It's ironic that this comes at a time when Facebook is being chastised for prioritizing its own development over the public good, and when it's being questioned about how it encourages the spread of misinformation. It's interesting to note that, in the midst of all this, the platform is still experimenting with new features that would effectively allow for this sort of behavior.
Recently, user @AkramAlodini tweeted a screenshot of a new Facebook test that allows users to simultaneously publish a post to numerous Facebook groups.
As seen in this screenshot (shared by Matt Navarra), the new feature would allow Facebook users to crosspost an update to numerous groups in which they are a member, allowing for more streamlined sharing and, perhaps, more individuals sharing more material into more groups, more frequently.
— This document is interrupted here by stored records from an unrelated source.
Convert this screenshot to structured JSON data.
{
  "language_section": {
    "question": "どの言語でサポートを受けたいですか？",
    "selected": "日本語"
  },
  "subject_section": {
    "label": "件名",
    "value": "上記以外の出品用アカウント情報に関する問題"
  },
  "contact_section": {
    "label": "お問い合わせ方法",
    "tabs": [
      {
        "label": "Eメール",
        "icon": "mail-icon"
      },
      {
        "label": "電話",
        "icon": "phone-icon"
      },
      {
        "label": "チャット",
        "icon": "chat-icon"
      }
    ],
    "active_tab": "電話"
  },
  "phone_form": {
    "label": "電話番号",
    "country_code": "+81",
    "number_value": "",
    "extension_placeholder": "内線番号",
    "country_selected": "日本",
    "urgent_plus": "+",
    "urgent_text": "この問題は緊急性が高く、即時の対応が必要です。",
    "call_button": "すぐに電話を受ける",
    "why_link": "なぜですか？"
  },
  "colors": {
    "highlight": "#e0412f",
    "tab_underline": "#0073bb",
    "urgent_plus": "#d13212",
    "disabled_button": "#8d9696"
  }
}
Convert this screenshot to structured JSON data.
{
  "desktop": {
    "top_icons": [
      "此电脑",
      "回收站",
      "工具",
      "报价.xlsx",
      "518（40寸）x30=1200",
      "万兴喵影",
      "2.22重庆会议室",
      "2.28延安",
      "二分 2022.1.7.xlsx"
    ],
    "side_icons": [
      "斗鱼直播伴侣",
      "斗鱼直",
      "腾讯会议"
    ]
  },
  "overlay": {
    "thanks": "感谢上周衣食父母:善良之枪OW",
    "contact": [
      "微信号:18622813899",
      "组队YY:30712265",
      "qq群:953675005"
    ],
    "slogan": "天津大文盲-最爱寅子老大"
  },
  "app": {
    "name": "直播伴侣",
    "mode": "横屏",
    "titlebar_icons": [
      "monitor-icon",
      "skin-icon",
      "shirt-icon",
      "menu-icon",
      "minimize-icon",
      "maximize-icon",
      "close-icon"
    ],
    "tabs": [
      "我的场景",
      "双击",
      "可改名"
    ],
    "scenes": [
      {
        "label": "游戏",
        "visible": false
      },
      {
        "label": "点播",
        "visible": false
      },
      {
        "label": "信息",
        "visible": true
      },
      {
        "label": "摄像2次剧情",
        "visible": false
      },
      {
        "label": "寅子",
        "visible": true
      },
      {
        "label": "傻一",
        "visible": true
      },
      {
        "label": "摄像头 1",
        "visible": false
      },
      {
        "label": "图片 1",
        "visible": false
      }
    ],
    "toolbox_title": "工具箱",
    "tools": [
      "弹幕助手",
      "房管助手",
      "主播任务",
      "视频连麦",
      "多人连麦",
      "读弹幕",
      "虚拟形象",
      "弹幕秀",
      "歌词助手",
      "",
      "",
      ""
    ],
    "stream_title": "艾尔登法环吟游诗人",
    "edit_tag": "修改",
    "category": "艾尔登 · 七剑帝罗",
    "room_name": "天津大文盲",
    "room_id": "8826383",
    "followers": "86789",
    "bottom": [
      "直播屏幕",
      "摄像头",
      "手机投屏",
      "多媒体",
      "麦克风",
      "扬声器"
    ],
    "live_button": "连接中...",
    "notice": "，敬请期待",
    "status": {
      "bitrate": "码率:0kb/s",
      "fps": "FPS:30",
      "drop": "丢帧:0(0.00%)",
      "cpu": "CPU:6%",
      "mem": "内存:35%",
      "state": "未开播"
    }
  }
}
Isn't this the very behavior that WhatsApp wanted to curtail last year when it imposed new limits on how many times users can re-share messages?
WhatsApp limited message sharing to five times per message in January of last year in an attempt to curb the spread of misinformation in the platform, particularly COVID conspiracy content. In order to limit the capacity for misuse of its network, WhatsApp later added even stricter message forwarding restrictions.
WhatsApp claims that this strategy has been quite successful:
“Since putting into place the new limit, globally, there has been a 70% reduction in the number of highly forwarded messages sent on WhatsApp. This change is helping keep WhatsApp a place for personal and private conversations."
As a result, WhatsApp, which is owned by Facebook, has essentially conceded that limiting the number of times a message may be forwarded, particularly in group chats, can have a significant influence on curbing the spread of misinformation. But now it wants to make that capabilities available on Facebook?
It appears to be a contradiction, which corresponds to Facebook whistleblower Frances Haugen's belief that the business will prioritize "its own interests, such as making more money," over the public good.
Sure, it's a small example, and there's no denying that being able to publish a Facebook post to many groups at once has its advantages, especially if you're passionate about a particular topic or interest and participate in multiple communities.
However, given the WhatsApp example, it appears to be a strange test.
In any case, it looks that Facebook is putting it to the test. Facebook has been asked for further information on the experiment, and we'll keep you posted as soon as we get it.